In the entries that follow, find each line with the word "Level" and copy it.
::: GIVEN RECORDS :::
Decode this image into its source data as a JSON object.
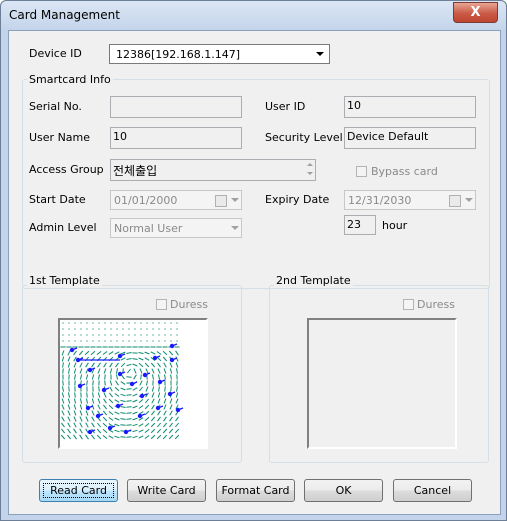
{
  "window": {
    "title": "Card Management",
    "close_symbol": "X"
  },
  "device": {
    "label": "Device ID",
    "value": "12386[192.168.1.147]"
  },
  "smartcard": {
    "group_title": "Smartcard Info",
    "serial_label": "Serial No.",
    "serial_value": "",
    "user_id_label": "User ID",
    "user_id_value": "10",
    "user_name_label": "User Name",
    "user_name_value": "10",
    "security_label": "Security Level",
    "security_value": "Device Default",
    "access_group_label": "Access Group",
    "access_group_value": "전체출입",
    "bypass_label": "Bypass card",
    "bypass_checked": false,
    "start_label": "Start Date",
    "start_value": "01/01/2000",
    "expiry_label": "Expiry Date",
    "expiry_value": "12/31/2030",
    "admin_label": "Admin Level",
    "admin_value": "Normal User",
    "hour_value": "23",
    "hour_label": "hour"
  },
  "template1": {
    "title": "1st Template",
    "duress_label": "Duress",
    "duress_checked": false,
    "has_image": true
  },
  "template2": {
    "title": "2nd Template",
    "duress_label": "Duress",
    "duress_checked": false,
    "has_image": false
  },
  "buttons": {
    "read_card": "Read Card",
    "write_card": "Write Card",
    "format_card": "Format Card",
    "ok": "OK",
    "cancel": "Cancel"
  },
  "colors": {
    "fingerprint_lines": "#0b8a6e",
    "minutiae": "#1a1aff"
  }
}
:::
=== RESULT ===
    "security_label": "Security Level",
    "admin_label": "Admin Level",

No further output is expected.